But the Afghans are also under severe threat from insurgents not to cooperate with coalition or Afghan forces, noted the officer, who spoke on condition of anonymity because he was not authorized to discuss the issues with the media.
“Us, they will simply kill,” the officer said of the insurgents. “But they (the Afghans) will be tortured or hanged from a tree in a badly made knot for helping us. So, while it’s easy to get angry with the ANP, we have to carefully consider what they have to deal with because they don’t know if we will pull out tomorrow.”
Moreover, there’s also a feeling shared by American soldiers that political pressures in the U.S. often outweigh what officers feel is necessary on the battlefield.
“I joke that we have to fight our own rules more than we fight the Taliban,” said Staff Sgt. William King, 38, a technician with the Washington National Guard’s 319th EOD, who watched his colleague, Staff Sgt. Thomas Rabjohn, disintegrate in a blast in the violent Tangi Valley earlier this month.
The unit then swept the area for evidence and rounded up 22 detainees in a single operation, he said. Of those, three were ultimately held. But the midlevel officers had to argue with the decision-makers in Bagram who, following policy, did not want too much of an American fingerprint on the detention process.
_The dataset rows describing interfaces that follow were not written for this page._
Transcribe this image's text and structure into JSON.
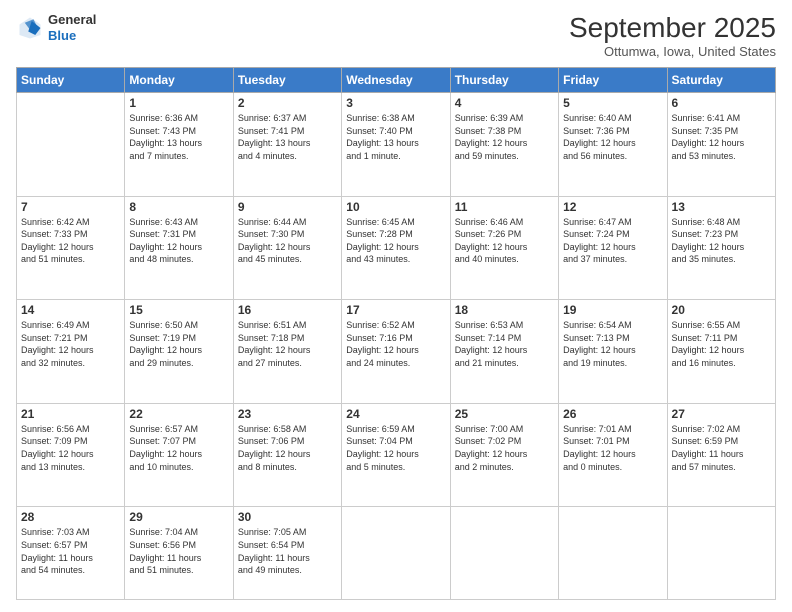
{
  "header": {
    "logo": {
      "general": "General",
      "blue": "Blue"
    },
    "title": "September 2025",
    "location": "Ottumwa, Iowa, United States"
  },
  "days_of_week": [
    "Sunday",
    "Monday",
    "Tuesday",
    "Wednesday",
    "Thursday",
    "Friday",
    "Saturday"
  ],
  "weeks": [
    [
      {
        "day": "",
        "info": ""
      },
      {
        "day": "1",
        "info": "Sunrise: 6:36 AM\nSunset: 7:43 PM\nDaylight: 13 hours\nand 7 minutes."
      },
      {
        "day": "2",
        "info": "Sunrise: 6:37 AM\nSunset: 7:41 PM\nDaylight: 13 hours\nand 4 minutes."
      },
      {
        "day": "3",
        "info": "Sunrise: 6:38 AM\nSunset: 7:40 PM\nDaylight: 13 hours\nand 1 minute."
      },
      {
        "day": "4",
        "info": "Sunrise: 6:39 AM\nSunset: 7:38 PM\nDaylight: 12 hours\nand 59 minutes."
      },
      {
        "day": "5",
        "info": "Sunrise: 6:40 AM\nSunset: 7:36 PM\nDaylight: 12 hours\nand 56 minutes."
      },
      {
        "day": "6",
        "info": "Sunrise: 6:41 AM\nSunset: 7:35 PM\nDaylight: 12 hours\nand 53 minutes."
      }
    ],
    [
      {
        "day": "7",
        "info": "Sunrise: 6:42 AM\nSunset: 7:33 PM\nDaylight: 12 hours\nand 51 minutes."
      },
      {
        "day": "8",
        "info": "Sunrise: 6:43 AM\nSunset: 7:31 PM\nDaylight: 12 hours\nand 48 minutes."
      },
      {
        "day": "9",
        "info": "Sunrise: 6:44 AM\nSunset: 7:30 PM\nDaylight: 12 hours\nand 45 minutes."
      },
      {
        "day": "10",
        "info": "Sunrise: 6:45 AM\nSunset: 7:28 PM\nDaylight: 12 hours\nand 43 minutes."
      },
      {
        "day": "11",
        "info": "Sunrise: 6:46 AM\nSunset: 7:26 PM\nDaylight: 12 hours\nand 40 minutes."
      },
      {
        "day": "12",
        "info": "Sunrise: 6:47 AM\nSunset: 7:24 PM\nDaylight: 12 hours\nand 37 minutes."
      },
      {
        "day": "13",
        "info": "Sunrise: 6:48 AM\nSunset: 7:23 PM\nDaylight: 12 hours\nand 35 minutes."
      }
    ],
    [
      {
        "day": "14",
        "info": "Sunrise: 6:49 AM\nSunset: 7:21 PM\nDaylight: 12 hours\nand 32 minutes."
      },
      {
        "day": "15",
        "info": "Sunrise: 6:50 AM\nSunset: 7:19 PM\nDaylight: 12 hours\nand 29 minutes."
      },
      {
        "day": "16",
        "info": "Sunrise: 6:51 AM\nSunset: 7:18 PM\nDaylight: 12 hours\nand 27 minutes."
      },
      {
        "day": "17",
        "info": "Sunrise: 6:52 AM\nSunset: 7:16 PM\nDaylight: 12 hours\nand 24 minutes."
      },
      {
        "day": "18",
        "info": "Sunrise: 6:53 AM\nSunset: 7:14 PM\nDaylight: 12 hours\nand 21 minutes."
      },
      {
        "day": "19",
        "info": "Sunrise: 6:54 AM\nSunset: 7:13 PM\nDaylight: 12 hours\nand 19 minutes."
      },
      {
        "day": "20",
        "info": "Sunrise: 6:55 AM\nSunset: 7:11 PM\nDaylight: 12 hours\nand 16 minutes."
      }
    ],
    [
      {
        "day": "21",
        "info": "Sunrise: 6:56 AM\nSunset: 7:09 PM\nDaylight: 12 hours\nand 13 minutes."
      },
      {
        "day": "22",
        "info": "Sunrise: 6:57 AM\nSunset: 7:07 PM\nDaylight: 12 hours\nand 10 minutes."
      },
      {
        "day": "23",
        "info": "Sunrise: 6:58 AM\nSunset: 7:06 PM\nDaylight: 12 hours\nand 8 minutes."
      },
      {
        "day": "24",
        "info": "Sunrise: 6:59 AM\nSunset: 7:04 PM\nDaylight: 12 hours\nand 5 minutes."
      },
      {
        "day": "25",
        "info": "Sunrise: 7:00 AM\nSunset: 7:02 PM\nDaylight: 12 hours\nand 2 minutes."
      },
      {
        "day": "26",
        "info": "Sunrise: 7:01 AM\nSunset: 7:01 PM\nDaylight: 12 hours\nand 0 minutes."
      },
      {
        "day": "27",
        "info": "Sunrise: 7:02 AM\nSunset: 6:59 PM\nDaylight: 11 hours\nand 57 minutes."
      }
    ],
    [
      {
        "day": "28",
        "info": "Sunrise: 7:03 AM\nSunset: 6:57 PM\nDaylight: 11 hours\nand 54 minutes."
      },
      {
        "day": "29",
        "info": "Sunrise: 7:04 AM\nSunset: 6:56 PM\nDaylight: 11 hours\nand 51 minutes."
      },
      {
        "day": "30",
        "info": "Sunrise: 7:05 AM\nSunset: 6:54 PM\nDaylight: 11 hours\nand 49 minutes."
      },
      {
        "day": "",
        "info": ""
      },
      {
        "day": "",
        "info": ""
      },
      {
        "day": "",
        "info": ""
      },
      {
        "day": "",
        "info": ""
      }
    ]
  ]
}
“From a COIN (counterinsurgency) perspective, it makes sense. We have to get Afghans to take care of their own needs. Part of that is holding them responsible for what happens in their area,” said King, a single father of two from Lacey, Wash. “We spent 10 days diving through hoops before we finally found a solution to get these guys into custody, where we had reason to believe they would stay in custody.”
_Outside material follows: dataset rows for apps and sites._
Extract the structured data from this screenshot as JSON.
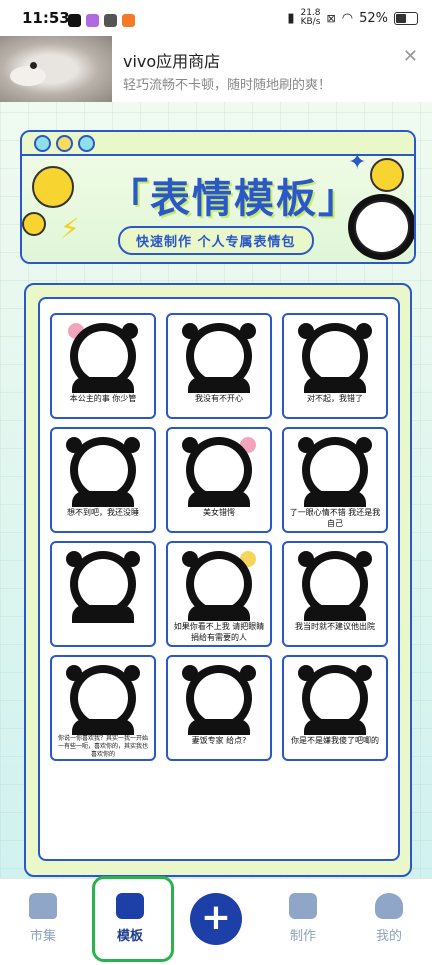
{
  "status_bar": {
    "time": "11:53",
    "net_speed_value": "21.8",
    "net_speed_unit": "KB/s",
    "battery": "52%"
  },
  "notification": {
    "title": "vivo应用商店",
    "subtitle": "轻巧流畅不卡顿，随时随地刷的爽！"
  },
  "banner": {
    "title": "「表情模板」",
    "subtitle": "快速制作 个人专属表情包"
  },
  "templates": [
    {
      "caption": "本公主的事  你少管"
    },
    {
      "caption": "我没有不开心"
    },
    {
      "caption": "对不起，我错了"
    },
    {
      "caption": "想不到吧，我还没睡"
    },
    {
      "caption": "美女错愕"
    },
    {
      "caption": "了一眼心情不错  我还是我自己"
    },
    {
      "caption": ""
    },
    {
      "caption": "如果你看不上我 请把眼睛捐给有需要的人"
    },
    {
      "caption": "我当时就不建议他出院"
    },
    {
      "caption": "你说一你喜欢我？其实一我一开始一有些一呃，喜欢你的，其实我也喜欢你的"
    },
    {
      "caption": "妻饭专家  给点?"
    },
    {
      "caption": "你是不是嫌我傻了吧唧的"
    }
  ],
  "tabs": [
    {
      "label": "市集",
      "icon": "home-icon"
    },
    {
      "label": "模板",
      "icon": "template-icon"
    },
    {
      "label": "",
      "icon": "plus-icon"
    },
    {
      "label": "制作",
      "icon": "edit-icon"
    },
    {
      "label": "我的",
      "icon": "profile-icon"
    }
  ],
  "colors": {
    "accent": "#2a57c9",
    "plus_button": "#1c3fa8",
    "highlight": "#2bb24c",
    "lime": "#eaf7c9"
  }
}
The officer involved in the detentions put it this way: “It’s very, very difficult, very frustrating, when you have a disconnect between the people who make the rules that you have to abide by and the reality on the ground — and criticism in the States as to the way things are done.”
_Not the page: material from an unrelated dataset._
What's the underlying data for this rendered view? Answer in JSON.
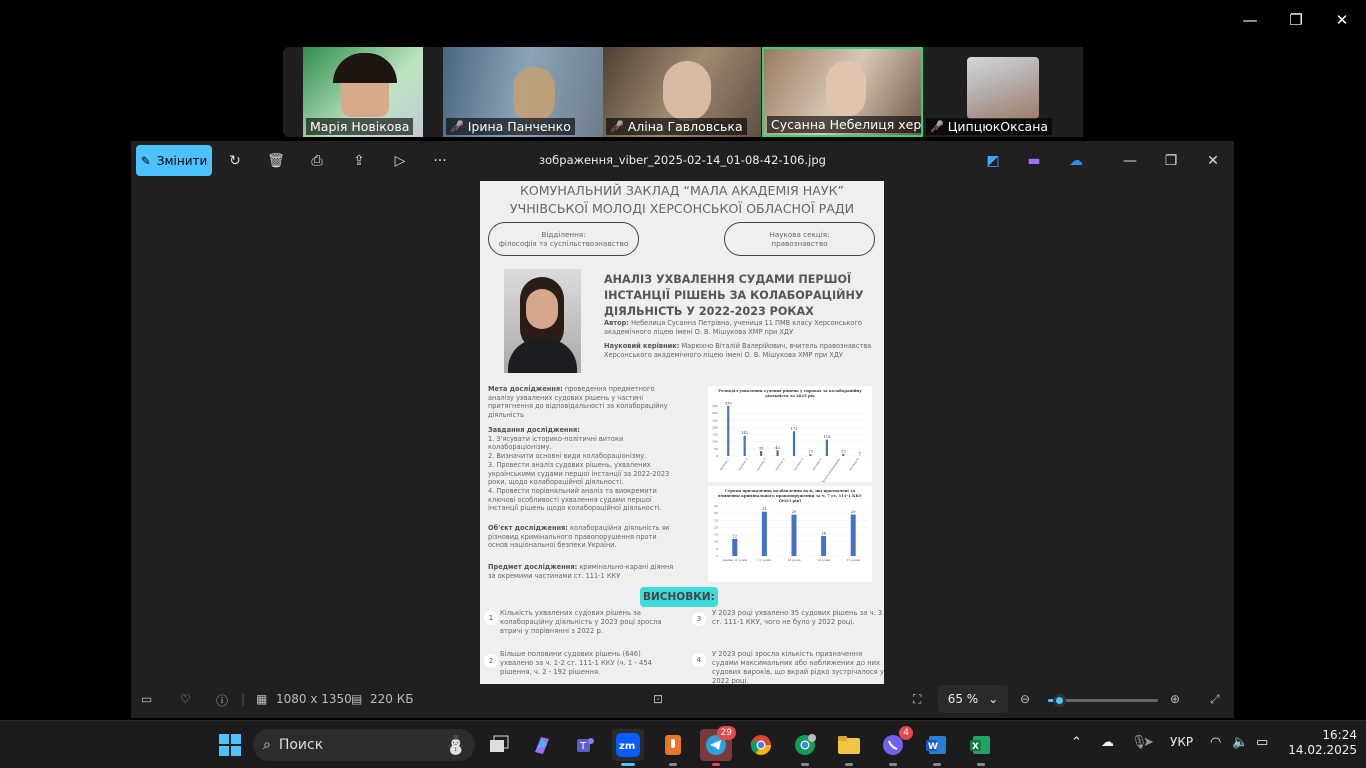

King said that forces working under such constraints often feel helpless to change anything. In Afghanistan, soldiers are offering all carrot and no stick, while rampant corruption severely hampers real progress, he said.
“We have money to give them projects, but nothing to hold them accountable,” King said. “We can’t take prisoners of war. We have no way to hold them accountable when the government won’t.”
Last month, two chaplains on this U.S. base in Wardak spoke out in The (London) Times about the growing disillusionment of troops who’d lost their understanding of what they were supposed to be accomplishing in Afghanistan.
Capt. Jeff Masengale, chaplain for the 10th Mountain’s 2nd Battalion, 87th Infantry Regiment, said he then spoke to Haight, the brigade commander, and told him the troops were hungry for more communication from their leadership.
In the Oct. 12 e-mail message, Haight says, “We knew that the summer months would bring increased enemy activity. Mullah Omar, the Taliban leader headquartered at the Quetta Shura in Pakistan, transmitted that Wardak would be his main effort because it straddled Highway 1 and provided direct access to Kabul. … We knew that developing good governance would be difficult because of the culture of corruption that runs rampant in this society. But we continue to help and supervise local politicians and are seeing evidence that these councils are improving ...”
“Still, from the individual’s foxhole, it is probably difficult to see the bigger picture,” Haight added. Haight included a slide that he said indicated the crushing impact the brigade has had on the enemy and said that while losses were devastating, they were just slightly over half of what was projected by analysis of historical combat trends. Honoring those casualties meant continuing to win on the battlefield, he wrote.
For Masengale, the letter was a source of comfort and encouragement.
“We are here to follow orders, to do a mission, but it is a lot more comforting to know the whole country is behind you,” Masengale said. “Sometimes it’s hard not to feel like a political pawn in a game of life and death.”